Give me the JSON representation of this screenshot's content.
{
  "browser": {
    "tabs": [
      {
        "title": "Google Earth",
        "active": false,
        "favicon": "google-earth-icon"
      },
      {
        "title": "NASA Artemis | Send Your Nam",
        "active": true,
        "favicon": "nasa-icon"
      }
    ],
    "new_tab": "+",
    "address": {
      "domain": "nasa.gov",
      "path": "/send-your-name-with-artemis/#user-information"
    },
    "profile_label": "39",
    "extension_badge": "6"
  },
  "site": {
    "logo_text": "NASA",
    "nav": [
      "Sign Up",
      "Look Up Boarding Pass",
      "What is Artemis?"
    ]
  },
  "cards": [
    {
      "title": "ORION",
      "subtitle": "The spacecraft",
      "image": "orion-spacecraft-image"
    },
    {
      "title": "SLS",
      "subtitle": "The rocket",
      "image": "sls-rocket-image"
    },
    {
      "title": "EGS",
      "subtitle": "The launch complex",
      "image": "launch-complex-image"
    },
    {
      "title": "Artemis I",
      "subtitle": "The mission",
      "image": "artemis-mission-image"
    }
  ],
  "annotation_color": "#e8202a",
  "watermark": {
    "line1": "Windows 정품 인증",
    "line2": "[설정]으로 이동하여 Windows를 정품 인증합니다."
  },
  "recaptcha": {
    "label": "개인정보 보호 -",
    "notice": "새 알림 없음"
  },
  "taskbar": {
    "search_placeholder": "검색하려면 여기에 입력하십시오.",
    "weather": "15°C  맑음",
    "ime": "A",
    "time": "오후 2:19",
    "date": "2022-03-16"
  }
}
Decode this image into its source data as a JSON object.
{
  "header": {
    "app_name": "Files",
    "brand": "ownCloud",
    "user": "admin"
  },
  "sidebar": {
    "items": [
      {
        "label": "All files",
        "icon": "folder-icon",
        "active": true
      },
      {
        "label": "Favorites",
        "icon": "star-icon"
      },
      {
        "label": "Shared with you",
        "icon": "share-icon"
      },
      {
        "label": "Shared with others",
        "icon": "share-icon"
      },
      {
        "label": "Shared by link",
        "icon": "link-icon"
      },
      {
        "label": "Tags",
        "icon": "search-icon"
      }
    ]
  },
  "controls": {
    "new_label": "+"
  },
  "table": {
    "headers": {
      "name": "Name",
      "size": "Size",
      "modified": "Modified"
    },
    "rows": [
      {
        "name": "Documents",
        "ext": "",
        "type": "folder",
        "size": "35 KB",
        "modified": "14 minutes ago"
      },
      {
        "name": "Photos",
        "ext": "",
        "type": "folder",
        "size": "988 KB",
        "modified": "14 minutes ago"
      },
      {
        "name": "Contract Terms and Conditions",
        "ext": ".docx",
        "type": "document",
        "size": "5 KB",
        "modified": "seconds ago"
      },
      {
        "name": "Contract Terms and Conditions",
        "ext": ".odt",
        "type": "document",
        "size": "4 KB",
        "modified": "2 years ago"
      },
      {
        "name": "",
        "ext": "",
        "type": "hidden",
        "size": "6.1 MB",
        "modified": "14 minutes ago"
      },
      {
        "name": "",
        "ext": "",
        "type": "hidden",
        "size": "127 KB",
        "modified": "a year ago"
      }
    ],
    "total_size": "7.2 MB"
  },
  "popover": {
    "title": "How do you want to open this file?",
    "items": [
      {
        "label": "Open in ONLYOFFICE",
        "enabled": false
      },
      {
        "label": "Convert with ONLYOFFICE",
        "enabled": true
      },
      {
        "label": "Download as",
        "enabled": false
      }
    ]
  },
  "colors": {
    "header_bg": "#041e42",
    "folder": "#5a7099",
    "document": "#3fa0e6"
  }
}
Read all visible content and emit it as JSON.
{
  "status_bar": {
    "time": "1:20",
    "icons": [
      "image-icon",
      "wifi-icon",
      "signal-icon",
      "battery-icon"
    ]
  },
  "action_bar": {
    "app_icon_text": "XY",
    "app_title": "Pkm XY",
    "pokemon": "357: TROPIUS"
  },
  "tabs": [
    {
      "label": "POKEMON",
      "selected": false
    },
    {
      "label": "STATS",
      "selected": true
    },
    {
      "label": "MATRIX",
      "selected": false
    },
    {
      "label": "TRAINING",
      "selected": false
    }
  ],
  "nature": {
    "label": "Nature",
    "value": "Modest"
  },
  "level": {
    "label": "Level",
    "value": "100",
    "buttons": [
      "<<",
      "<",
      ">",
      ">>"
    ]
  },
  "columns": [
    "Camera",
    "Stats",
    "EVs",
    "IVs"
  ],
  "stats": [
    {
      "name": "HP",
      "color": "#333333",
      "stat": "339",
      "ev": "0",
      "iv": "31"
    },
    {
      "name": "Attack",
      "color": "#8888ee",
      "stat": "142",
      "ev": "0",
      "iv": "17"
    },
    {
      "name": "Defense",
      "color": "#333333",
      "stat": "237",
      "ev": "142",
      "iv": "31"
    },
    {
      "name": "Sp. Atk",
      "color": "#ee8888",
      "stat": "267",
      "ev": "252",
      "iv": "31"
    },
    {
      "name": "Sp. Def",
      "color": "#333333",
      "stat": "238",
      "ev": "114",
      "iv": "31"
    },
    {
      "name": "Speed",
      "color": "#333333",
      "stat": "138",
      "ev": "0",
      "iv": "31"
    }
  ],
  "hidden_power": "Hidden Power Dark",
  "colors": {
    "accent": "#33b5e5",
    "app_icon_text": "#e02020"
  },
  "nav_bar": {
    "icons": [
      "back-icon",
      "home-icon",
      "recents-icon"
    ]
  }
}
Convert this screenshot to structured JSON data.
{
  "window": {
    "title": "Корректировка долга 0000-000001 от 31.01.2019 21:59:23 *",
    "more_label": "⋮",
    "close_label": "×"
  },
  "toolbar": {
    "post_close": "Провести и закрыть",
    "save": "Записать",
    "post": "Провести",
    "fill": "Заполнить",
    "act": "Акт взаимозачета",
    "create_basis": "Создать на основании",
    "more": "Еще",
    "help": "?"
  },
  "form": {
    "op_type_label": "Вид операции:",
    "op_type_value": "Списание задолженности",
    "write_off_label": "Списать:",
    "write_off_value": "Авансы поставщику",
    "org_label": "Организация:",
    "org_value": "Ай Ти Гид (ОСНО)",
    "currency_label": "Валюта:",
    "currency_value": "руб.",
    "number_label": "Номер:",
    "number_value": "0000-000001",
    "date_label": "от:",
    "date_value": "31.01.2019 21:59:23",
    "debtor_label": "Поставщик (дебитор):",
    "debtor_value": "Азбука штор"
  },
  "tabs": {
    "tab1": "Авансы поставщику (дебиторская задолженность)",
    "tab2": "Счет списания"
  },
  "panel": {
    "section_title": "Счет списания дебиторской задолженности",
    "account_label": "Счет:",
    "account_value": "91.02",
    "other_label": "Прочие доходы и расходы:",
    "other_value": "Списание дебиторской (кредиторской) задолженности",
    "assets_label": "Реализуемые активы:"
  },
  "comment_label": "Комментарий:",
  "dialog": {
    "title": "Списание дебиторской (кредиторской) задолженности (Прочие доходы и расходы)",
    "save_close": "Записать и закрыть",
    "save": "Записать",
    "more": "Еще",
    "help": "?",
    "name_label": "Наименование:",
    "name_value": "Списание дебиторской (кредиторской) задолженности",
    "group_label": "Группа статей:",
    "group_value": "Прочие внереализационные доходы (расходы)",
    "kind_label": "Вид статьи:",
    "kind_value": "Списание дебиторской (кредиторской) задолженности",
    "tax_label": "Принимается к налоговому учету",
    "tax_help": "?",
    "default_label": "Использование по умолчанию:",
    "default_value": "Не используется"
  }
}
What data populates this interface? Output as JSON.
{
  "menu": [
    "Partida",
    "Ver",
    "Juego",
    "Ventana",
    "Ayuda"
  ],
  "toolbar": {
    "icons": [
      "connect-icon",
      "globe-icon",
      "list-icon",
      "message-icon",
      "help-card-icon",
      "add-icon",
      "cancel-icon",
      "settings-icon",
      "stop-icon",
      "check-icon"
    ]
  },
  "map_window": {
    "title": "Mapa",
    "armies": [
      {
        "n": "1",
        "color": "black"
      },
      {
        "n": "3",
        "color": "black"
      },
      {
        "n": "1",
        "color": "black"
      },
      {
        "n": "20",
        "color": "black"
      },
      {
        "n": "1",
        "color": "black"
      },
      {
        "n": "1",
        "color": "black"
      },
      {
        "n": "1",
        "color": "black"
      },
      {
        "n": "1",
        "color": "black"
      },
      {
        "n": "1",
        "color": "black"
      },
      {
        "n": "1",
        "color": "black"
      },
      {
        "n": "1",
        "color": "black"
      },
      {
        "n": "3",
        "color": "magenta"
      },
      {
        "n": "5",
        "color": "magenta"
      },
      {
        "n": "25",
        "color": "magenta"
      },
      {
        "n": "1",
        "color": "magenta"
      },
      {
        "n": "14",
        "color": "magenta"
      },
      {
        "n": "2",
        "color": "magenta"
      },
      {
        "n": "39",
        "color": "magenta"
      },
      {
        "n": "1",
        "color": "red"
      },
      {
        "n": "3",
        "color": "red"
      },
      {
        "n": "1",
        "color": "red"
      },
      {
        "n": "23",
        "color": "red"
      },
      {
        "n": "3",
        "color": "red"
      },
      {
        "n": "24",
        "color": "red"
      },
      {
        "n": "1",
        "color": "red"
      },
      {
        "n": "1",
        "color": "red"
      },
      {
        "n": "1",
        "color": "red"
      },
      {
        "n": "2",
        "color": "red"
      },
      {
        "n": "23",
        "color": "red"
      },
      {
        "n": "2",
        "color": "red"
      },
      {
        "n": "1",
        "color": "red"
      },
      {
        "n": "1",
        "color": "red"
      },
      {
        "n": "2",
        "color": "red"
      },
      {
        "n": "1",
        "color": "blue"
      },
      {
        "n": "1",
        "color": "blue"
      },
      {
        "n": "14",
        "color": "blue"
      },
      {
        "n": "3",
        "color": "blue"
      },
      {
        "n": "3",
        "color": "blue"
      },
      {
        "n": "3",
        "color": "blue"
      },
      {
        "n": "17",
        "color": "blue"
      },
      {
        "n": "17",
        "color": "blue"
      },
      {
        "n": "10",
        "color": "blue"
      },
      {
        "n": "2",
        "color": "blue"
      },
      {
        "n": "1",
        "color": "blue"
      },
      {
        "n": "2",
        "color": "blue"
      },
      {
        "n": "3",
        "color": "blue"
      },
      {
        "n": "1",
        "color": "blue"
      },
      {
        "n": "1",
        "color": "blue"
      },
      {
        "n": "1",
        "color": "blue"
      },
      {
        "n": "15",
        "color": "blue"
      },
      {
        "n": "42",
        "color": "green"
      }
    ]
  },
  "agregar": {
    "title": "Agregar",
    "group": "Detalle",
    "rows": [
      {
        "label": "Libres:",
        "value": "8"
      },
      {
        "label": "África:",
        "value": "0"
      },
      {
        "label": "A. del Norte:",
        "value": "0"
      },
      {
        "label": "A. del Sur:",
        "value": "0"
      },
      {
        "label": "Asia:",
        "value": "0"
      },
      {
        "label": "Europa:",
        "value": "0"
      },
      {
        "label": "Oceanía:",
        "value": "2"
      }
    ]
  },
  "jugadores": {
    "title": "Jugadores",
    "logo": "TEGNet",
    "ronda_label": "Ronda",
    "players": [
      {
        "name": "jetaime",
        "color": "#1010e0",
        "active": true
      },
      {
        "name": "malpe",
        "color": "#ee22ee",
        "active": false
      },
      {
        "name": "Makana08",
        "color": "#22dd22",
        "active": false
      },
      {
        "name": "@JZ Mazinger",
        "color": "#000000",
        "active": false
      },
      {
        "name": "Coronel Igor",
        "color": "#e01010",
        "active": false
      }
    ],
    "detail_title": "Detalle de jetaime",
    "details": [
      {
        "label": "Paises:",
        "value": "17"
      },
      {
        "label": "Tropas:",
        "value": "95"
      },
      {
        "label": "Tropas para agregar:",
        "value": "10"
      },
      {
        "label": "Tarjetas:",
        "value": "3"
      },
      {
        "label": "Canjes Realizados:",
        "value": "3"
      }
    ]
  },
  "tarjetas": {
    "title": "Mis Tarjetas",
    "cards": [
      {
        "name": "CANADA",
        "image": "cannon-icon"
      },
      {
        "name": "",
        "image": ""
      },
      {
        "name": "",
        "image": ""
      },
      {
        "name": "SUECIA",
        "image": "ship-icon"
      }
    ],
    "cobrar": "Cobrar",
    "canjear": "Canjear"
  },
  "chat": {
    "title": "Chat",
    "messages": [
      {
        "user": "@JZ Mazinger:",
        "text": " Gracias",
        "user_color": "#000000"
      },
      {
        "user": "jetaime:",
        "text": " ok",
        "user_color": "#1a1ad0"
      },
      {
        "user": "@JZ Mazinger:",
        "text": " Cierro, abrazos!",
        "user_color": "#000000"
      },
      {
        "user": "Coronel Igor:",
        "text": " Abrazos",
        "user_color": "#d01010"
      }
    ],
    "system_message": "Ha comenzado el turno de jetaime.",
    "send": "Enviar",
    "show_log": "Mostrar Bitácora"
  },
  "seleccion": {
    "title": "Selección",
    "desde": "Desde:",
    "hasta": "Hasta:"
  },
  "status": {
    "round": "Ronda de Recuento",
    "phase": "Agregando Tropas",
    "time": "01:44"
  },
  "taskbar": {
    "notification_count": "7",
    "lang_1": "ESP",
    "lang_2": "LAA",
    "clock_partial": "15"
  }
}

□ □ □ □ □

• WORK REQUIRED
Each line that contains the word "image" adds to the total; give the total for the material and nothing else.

• WRITTEN SOLUTION
10